What to work on: Exclude the pictures, then repeat the remaining data exactly.

Input for this task:
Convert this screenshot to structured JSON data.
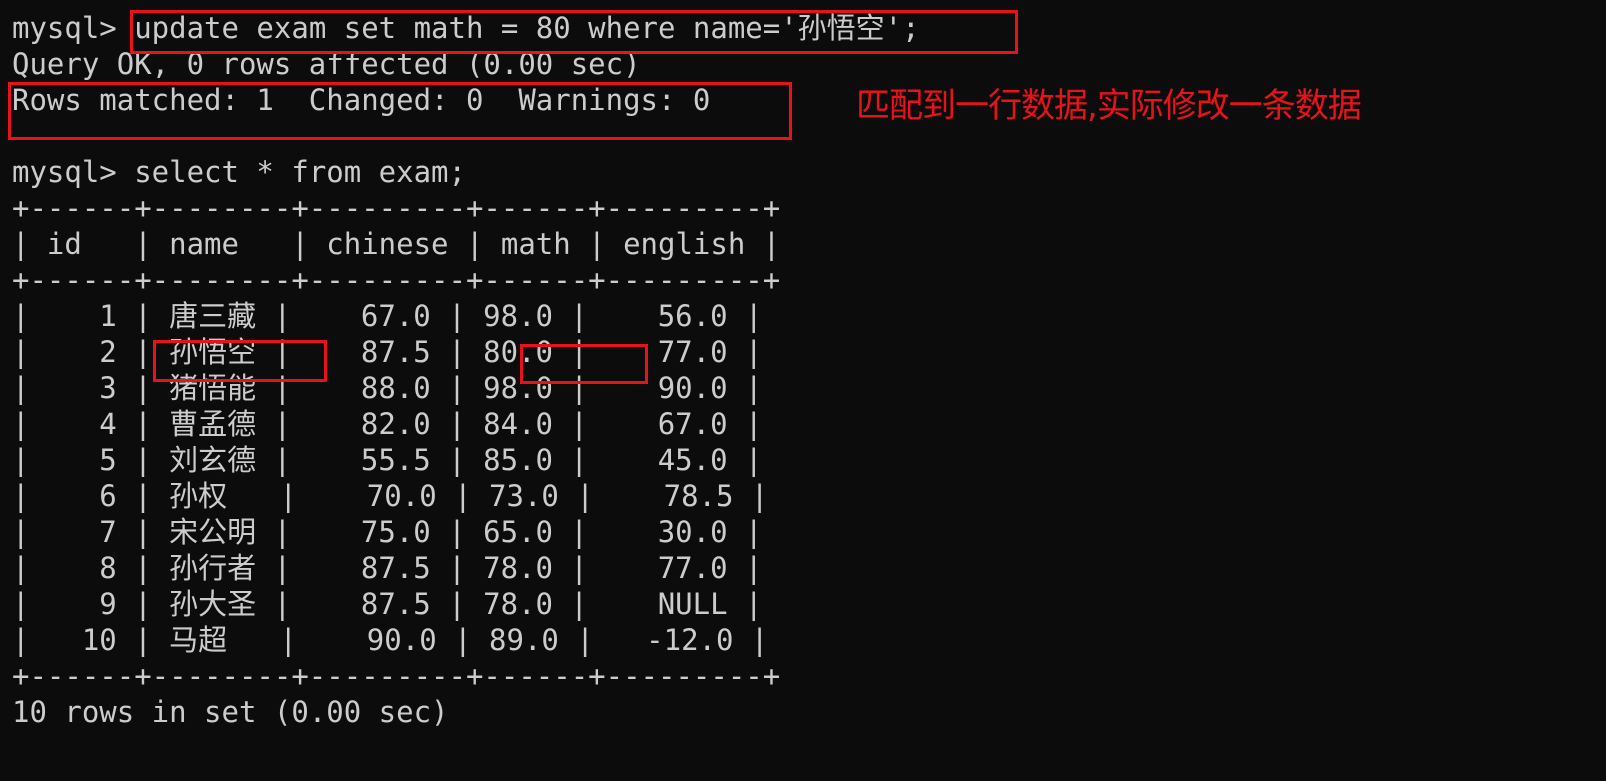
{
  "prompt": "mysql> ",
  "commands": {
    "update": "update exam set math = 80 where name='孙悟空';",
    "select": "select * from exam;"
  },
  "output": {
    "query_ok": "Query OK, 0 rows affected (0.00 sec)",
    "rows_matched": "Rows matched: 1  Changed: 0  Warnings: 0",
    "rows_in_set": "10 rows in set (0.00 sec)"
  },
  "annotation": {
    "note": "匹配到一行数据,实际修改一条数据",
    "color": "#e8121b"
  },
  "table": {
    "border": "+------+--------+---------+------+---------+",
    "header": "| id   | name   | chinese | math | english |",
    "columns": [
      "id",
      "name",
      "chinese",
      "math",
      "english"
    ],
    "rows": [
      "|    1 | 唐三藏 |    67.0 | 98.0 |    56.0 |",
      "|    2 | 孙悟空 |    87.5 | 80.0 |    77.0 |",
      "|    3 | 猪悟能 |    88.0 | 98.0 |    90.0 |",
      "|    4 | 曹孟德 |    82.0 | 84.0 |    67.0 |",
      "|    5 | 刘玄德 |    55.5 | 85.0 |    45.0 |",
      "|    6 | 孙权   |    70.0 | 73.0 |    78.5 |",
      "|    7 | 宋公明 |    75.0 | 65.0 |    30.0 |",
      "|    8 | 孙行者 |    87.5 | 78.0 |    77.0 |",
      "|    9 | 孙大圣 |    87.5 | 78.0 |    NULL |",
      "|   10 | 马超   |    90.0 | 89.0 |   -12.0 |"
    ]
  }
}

Output of the task:
Convert this screenshot to structured JSON data.
{
  "prompt": "mysql> ",
  "commands": {
    "update": "update exam set math = 80 where name='孙悟空';",
    "select": "select * from exam;"
  },
  "output": {
    "query_ok": "Query OK, 0 rows affected (0.00 sec)",
    "rows_matched": "Rows matched: 1  Changed: 0  Warnings: 0",
    "rows_in_set": "10 rows in set (0.00 sec)"
  },
  "annotation": {
    "note": "匹配到一行数据,实际修改一条数据",
    "color": "#e8121b"
  },
  "table": {
    "border": "+------+--------+---------+------+---------+",
    "header": "| id   | name   | chinese | math | english |",
    "columns": [
      "id",
      "name",
      "chinese",
      "math",
      "english"
    ],
    "rows": [
      "|    1 | 唐三藏 |    67.0 | 98.0 |    56.0 |",
      "|    2 | 孙悟空 |    87.5 | 80.0 |    77.0 |",
      "|    3 | 猪悟能 |    88.0 | 98.0 |    90.0 |",
      "|    4 | 曹孟德 |    82.0 | 84.0 |    67.0 |",
      "|    5 | 刘玄德 |    55.5 | 85.0 |    45.0 |",
      "|    6 | 孙权   |    70.0 | 73.0 |    78.5 |",
      "|    7 | 宋公明 |    75.0 | 65.0 |    30.0 |",
      "|    8 | 孙行者 |    87.5 | 78.0 |    77.0 |",
      "|    9 | 孙大圣 |    87.5 | 78.0 |    NULL |",
      "|   10 | 马超   |    90.0 | 89.0 |   -12.0 |"
    ]
  }
}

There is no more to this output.